Symptoms of epiphora and some common dog and cat health problems that cause this condition include the following: Watery eyes, Redness of the eyes, Tear staining on the face, Redness of the skin around the eyes, Pawing at the eyes, Sensitivity to light, Squinting and Discharge from one or both eyes. If tearing is accompanied by a loss of vision, the affected pet requires emergency veterinary attention.
Treatments for Epiphora
Treatment for epiphora in pets depends on its cause. If the pet condition is caused by a blocked or scarred tear duct, the best treatment is to flush the duct under anesthesia. If necessary, the duct can be surgically opened before it is flushed. Treatment for epiphora caused by irritation is aimed at eliminating the cause of the irritation. For example, cat and dog eye infections caused by bacteria are treated with antibiotic ointment, and viral conjunctivitis and rhinitis, common causes of chronic epiphora in cats, are treated with antiviral drugs, amino acid supplements and stress reduction. Treatments to lessen tear staining caused by epiphora include adding parsley to the diet, cleaning the affected area with medicated wipes and using nutritional supplements formulated to reduce staining.

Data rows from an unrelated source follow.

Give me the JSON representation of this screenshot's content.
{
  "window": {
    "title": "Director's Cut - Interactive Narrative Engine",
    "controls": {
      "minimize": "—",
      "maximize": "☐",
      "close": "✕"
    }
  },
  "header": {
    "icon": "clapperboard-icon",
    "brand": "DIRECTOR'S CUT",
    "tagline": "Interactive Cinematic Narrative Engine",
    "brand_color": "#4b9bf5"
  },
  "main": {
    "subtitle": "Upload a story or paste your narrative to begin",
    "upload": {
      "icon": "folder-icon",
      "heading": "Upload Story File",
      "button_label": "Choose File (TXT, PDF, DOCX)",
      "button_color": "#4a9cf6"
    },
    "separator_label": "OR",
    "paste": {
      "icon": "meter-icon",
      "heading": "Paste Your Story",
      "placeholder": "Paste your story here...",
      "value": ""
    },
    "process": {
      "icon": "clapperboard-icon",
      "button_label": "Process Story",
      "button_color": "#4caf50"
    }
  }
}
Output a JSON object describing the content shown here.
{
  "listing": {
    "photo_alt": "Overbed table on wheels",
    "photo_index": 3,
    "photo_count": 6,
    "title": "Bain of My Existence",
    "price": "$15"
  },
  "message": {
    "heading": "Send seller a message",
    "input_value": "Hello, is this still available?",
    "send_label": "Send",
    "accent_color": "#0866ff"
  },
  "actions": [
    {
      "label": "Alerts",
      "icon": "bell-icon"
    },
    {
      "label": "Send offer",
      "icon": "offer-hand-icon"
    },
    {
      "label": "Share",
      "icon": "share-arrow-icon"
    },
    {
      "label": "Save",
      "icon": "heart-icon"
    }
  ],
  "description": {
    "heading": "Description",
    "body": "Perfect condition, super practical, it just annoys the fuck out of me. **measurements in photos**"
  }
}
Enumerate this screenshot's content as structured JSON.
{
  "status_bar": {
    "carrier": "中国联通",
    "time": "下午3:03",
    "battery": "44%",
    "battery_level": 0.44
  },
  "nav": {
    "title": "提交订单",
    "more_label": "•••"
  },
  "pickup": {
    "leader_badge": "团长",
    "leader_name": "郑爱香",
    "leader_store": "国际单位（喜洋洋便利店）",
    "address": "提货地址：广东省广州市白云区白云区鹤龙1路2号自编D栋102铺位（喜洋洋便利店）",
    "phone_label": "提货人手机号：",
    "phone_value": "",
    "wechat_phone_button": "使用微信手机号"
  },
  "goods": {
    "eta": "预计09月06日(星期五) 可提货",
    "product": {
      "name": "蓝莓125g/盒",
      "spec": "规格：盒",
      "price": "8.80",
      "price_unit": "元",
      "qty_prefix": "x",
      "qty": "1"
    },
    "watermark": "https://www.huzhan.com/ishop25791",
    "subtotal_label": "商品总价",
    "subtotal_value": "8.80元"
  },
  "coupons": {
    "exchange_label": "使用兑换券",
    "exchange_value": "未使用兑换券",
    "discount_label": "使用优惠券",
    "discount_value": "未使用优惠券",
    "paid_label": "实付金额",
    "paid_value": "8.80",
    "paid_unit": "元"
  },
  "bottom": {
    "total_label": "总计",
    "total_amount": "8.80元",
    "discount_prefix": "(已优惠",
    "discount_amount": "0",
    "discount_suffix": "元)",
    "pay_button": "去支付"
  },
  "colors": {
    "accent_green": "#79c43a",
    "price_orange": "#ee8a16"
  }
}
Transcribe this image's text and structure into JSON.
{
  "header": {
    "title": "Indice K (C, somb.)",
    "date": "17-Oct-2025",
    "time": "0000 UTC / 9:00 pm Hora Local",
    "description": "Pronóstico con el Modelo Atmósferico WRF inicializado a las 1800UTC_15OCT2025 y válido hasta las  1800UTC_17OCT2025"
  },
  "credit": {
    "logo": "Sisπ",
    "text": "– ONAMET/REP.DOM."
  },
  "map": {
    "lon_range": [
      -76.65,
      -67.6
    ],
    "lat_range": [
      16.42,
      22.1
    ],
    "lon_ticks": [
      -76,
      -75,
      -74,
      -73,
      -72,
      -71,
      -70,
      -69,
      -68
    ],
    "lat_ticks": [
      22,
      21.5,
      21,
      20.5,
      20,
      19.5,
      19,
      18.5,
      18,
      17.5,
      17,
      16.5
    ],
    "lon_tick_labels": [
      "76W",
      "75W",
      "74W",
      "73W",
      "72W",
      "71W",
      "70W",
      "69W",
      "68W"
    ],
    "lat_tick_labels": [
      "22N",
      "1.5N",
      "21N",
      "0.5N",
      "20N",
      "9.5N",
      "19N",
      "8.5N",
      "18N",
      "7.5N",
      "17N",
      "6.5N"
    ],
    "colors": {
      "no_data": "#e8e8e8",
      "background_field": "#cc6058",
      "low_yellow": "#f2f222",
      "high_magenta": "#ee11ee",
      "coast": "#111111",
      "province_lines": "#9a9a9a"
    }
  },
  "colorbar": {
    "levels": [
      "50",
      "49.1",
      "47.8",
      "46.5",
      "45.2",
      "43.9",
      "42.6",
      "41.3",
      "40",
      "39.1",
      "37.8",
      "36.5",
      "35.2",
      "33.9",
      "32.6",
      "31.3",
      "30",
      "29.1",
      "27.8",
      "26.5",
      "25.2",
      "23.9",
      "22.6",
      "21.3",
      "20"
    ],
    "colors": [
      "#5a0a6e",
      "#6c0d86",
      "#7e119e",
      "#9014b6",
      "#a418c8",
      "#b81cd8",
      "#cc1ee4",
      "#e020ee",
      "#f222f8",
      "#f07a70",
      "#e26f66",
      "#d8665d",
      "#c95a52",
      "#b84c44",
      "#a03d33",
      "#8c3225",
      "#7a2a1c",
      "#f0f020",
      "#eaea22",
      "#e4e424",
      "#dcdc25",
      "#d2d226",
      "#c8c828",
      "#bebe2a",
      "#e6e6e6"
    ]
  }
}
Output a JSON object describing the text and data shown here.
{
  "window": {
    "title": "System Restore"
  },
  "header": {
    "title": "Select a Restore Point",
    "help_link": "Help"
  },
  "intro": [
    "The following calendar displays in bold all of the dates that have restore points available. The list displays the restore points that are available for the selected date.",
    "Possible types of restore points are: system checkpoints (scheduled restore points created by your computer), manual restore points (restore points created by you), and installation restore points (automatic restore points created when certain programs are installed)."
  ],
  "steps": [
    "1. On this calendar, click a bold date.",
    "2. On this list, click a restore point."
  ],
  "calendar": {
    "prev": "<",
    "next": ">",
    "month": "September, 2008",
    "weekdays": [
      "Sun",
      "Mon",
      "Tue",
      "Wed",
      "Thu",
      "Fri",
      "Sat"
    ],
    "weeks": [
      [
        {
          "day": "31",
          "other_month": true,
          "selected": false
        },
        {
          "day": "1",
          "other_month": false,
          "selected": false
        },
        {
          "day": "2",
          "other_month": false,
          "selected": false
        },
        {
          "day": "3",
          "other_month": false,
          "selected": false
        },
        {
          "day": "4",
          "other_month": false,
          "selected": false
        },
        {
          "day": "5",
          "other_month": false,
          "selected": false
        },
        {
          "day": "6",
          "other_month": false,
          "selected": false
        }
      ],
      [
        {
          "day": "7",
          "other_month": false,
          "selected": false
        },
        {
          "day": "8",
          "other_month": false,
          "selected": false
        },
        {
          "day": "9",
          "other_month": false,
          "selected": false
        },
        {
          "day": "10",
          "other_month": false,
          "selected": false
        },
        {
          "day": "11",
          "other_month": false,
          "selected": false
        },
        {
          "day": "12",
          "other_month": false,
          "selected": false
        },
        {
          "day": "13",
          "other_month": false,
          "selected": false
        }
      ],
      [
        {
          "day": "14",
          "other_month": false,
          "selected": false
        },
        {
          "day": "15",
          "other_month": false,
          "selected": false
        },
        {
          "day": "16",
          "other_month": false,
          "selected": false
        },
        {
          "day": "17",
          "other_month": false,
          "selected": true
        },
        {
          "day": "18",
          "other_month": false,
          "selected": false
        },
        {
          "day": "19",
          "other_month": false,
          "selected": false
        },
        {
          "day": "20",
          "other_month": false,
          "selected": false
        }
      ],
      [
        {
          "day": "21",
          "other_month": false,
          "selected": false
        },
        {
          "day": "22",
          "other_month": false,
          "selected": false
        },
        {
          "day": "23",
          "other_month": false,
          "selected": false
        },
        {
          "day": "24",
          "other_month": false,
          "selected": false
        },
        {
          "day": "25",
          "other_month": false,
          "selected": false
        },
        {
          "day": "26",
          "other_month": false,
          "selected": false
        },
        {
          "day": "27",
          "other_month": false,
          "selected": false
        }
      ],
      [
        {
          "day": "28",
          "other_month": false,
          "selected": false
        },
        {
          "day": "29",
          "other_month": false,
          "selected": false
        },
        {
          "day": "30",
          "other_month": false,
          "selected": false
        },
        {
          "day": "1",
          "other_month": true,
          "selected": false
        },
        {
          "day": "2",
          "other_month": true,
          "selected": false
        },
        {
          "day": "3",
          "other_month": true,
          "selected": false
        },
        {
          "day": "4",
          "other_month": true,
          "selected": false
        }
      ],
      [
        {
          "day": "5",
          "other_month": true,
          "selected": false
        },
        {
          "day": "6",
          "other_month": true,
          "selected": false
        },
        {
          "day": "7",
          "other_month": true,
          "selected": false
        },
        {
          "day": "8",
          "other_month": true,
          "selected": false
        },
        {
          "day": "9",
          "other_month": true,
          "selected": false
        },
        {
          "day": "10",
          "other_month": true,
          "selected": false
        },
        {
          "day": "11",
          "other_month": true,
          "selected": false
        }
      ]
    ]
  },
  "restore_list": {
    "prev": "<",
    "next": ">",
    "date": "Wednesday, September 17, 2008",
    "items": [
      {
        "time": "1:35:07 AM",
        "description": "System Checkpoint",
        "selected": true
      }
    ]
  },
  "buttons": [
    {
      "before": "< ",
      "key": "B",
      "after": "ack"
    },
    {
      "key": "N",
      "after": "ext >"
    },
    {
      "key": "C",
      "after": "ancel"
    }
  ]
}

Members of all canine and feline breeds have the potential to develop epiphora. Excess tearing due to conformational abnormalities is most common in flat-faced breeds with shallow eye sockets and breeds prone to certain eyelid abnormalities. Some dog breeds prone to eye abnormalities that can lead to epiphora include the following: Poodle, Bichon Frise, Pug, Shih Tzu, Great Dane, Bloodhound, Various spaniel breeds, Lhasa apso and Pekingese. Cats with long hair and flat faces are also predisposed to epiphora. Breeds displaying these features include the Persian and Himalayan.
When adding a dog or cat to your family you want to make sure your pet is happy, healthy and protected. During its lifetime your pet is exposed to many illnesses and diseases and some breeds are affected by a congenital disease which is a condition existing at birth. At these moments when your pet is ill or maybe needs surgery, you want to be protected for the unexpected and high veterinarian costs.